PROBLEM TO SOLVE:
Reproduce the full listing as it stands. Images do not belong in the copy.

THE DATA:
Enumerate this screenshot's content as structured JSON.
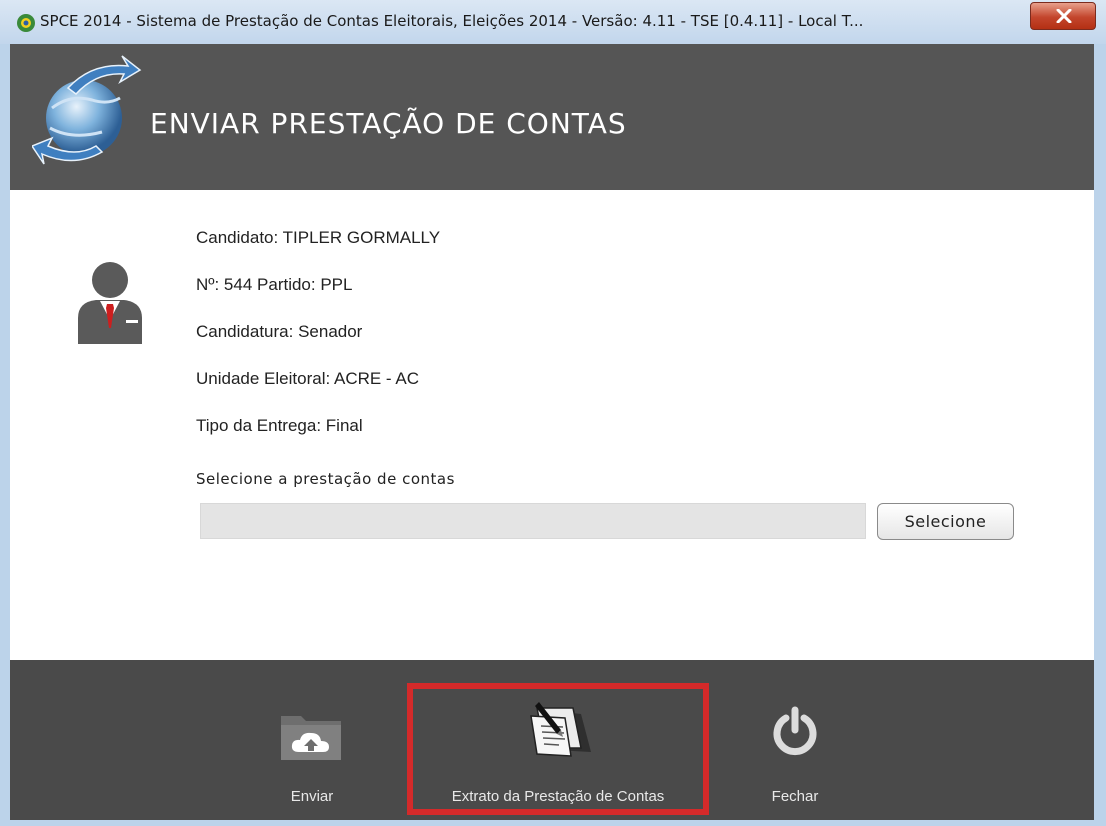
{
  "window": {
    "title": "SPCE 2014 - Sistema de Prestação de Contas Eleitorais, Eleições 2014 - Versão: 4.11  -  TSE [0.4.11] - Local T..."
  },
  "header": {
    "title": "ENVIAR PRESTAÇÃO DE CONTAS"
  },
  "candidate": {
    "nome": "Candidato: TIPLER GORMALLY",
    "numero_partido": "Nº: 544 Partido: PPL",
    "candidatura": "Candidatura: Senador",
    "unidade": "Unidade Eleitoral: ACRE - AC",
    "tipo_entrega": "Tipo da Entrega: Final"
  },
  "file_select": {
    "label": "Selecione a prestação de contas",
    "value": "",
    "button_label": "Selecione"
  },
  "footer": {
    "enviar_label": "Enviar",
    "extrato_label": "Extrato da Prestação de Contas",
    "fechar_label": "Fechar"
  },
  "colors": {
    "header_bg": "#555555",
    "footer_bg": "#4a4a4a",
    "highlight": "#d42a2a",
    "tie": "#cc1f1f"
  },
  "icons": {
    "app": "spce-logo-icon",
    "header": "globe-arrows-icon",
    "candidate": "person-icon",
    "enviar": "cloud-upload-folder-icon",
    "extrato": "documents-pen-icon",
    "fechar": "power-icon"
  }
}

RESULT BELOW:
Enumerate this screenshot's content as structured JSON.
{
  "window": {
    "title": "SPCE 2014 - Sistema de Prestação de Contas Eleitorais, Eleições 2014 - Versão: 4.11  -  TSE [0.4.11] - Local T..."
  },
  "header": {
    "title": "ENVIAR PRESTAÇÃO DE CONTAS"
  },
  "candidate": {
    "nome": "Candidato: TIPLER GORMALLY",
    "numero_partido": "Nº: 544 Partido: PPL",
    "candidatura": "Candidatura: Senador",
    "unidade": "Unidade Eleitoral: ACRE - AC",
    "tipo_entrega": "Tipo da Entrega: Final"
  },
  "file_select": {
    "label": "Selecione a prestação de contas",
    "value": "",
    "button_label": "Selecione"
  },
  "footer": {
    "enviar_label": "Enviar",
    "extrato_label": "Extrato da Prestação de Contas",
    "fechar_label": "Fechar"
  },
  "colors": {
    "header_bg": "#555555",
    "footer_bg": "#4a4a4a",
    "highlight": "#d42a2a",
    "tie": "#cc1f1f"
  },
  "icons": {
    "app": "spce-logo-icon",
    "header": "globe-arrows-icon",
    "candidate": "person-icon",
    "enviar": "cloud-upload-folder-icon",
    "extrato": "documents-pen-icon",
    "fechar": "power-icon"
  }
}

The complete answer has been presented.